(DATA RECORDS Opens)
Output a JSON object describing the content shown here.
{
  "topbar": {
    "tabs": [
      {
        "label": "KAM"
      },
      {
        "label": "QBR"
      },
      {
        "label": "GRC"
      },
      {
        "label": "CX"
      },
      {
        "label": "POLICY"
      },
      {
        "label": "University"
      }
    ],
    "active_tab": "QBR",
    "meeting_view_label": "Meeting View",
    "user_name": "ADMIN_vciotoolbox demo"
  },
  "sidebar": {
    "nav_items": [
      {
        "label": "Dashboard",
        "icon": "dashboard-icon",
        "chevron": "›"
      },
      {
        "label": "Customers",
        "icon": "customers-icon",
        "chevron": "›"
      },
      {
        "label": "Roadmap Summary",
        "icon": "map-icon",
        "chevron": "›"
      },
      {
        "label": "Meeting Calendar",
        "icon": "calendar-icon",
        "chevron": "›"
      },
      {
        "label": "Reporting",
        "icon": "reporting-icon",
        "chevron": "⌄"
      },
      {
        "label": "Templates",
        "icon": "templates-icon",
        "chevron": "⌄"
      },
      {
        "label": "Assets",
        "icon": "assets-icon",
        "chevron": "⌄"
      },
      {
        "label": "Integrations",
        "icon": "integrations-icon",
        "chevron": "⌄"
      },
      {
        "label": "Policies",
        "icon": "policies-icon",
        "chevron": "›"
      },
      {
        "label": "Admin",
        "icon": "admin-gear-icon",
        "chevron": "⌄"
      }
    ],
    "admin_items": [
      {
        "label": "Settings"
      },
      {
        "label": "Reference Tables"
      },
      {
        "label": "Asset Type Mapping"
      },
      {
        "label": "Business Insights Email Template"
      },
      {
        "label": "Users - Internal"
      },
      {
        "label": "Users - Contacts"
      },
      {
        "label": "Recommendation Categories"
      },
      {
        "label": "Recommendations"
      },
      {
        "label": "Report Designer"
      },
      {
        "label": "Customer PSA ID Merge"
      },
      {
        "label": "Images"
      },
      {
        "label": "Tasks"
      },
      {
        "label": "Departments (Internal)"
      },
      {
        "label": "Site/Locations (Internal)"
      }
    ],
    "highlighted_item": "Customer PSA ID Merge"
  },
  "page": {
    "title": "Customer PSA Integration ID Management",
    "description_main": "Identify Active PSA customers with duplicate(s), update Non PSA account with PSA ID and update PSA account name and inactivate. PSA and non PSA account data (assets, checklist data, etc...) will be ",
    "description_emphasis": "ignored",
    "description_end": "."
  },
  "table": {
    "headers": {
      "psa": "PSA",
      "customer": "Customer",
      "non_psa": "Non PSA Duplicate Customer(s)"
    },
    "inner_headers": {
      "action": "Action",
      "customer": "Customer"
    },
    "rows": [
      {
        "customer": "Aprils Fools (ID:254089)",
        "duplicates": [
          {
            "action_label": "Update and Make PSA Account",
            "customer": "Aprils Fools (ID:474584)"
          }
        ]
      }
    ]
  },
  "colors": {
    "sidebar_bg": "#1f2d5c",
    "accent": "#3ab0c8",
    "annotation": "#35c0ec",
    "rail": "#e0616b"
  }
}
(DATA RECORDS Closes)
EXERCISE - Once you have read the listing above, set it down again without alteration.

RESPONSE -
Output a JSON object describing the content shown here.
{
  "topbar": {
    "tabs": [
      {
        "label": "KAM"
      },
      {
        "label": "QBR"
      },
      {
        "label": "GRC"
      },
      {
        "label": "CX"
      },
      {
        "label": "POLICY"
      },
      {
        "label": "University"
      }
    ],
    "active_tab": "QBR",
    "meeting_view_label": "Meeting View",
    "user_name": "ADMIN_vciotoolbox demo"
  },
  "sidebar": {
    "nav_items": [
      {
        "label": "Dashboard",
        "icon": "dashboard-icon",
        "chevron": "›"
      },
      {
        "label": "Customers",
        "icon": "customers-icon",
        "chevron": "›"
      },
      {
        "label": "Roadmap Summary",
        "icon": "map-icon",
        "chevron": "›"
      },
      {
        "label": "Meeting Calendar",
        "icon": "calendar-icon",
        "chevron": "›"
      },
      {
        "label": "Reporting",
        "icon": "reporting-icon",
        "chevron": "⌄"
      },
      {
        "label": "Templates",
        "icon": "templates-icon",
        "chevron": "⌄"
      },
      {
        "label": "Assets",
        "icon": "assets-icon",
        "chevron": "⌄"
      },
      {
        "label": "Integrations",
        "icon": "integrations-icon",
        "chevron": "⌄"
      },
      {
        "label": "Policies",
        "icon": "policies-icon",
        "chevron": "›"
      },
      {
        "label": "Admin",
        "icon": "admin-gear-icon",
        "chevron": "⌄"
      }
    ],
    "admin_items": [
      {
        "label": "Settings"
      },
      {
        "label": "Reference Tables"
      },
      {
        "label": "Asset Type Mapping"
      },
      {
        "label": "Business Insights Email Template"
      },
      {
        "label": "Users - Internal"
      },
      {
        "label": "Users - Contacts"
      },
      {
        "label": "Recommendation Categories"
      },
      {
        "label": "Recommendations"
      },
      {
        "label": "Report Designer"
      },
      {
        "label": "Customer PSA ID Merge"
      },
      {
        "label": "Images"
      },
      {
        "label": "Tasks"
      },
      {
        "label": "Departments (Internal)"
      },
      {
        "label": "Site/Locations (Internal)"
      }
    ],
    "highlighted_item": "Customer PSA ID Merge"
  },
  "page": {
    "title": "Customer PSA Integration ID Management",
    "description_main": "Identify Active PSA customers with duplicate(s), update Non PSA account with PSA ID and update PSA account name and inactivate. PSA and non PSA account data (assets, checklist data, etc...) will be ",
    "description_emphasis": "ignored",
    "description_end": "."
  },
  "table": {
    "headers": {
      "psa": "PSA",
      "customer": "Customer",
      "non_psa": "Non PSA Duplicate Customer(s)"
    },
    "inner_headers": {
      "action": "Action",
      "customer": "Customer"
    },
    "rows": [
      {
        "customer": "Aprils Fools (ID:254089)",
        "duplicates": [
          {
            "action_label": "Update and Make PSA Account",
            "customer": "Aprils Fools (ID:474584)"
          }
        ]
      }
    ]
  },
  "colors": {
    "sidebar_bg": "#1f2d5c",
    "accent": "#3ab0c8",
    "annotation": "#35c0ec",
    "rail": "#e0616b"
  }
}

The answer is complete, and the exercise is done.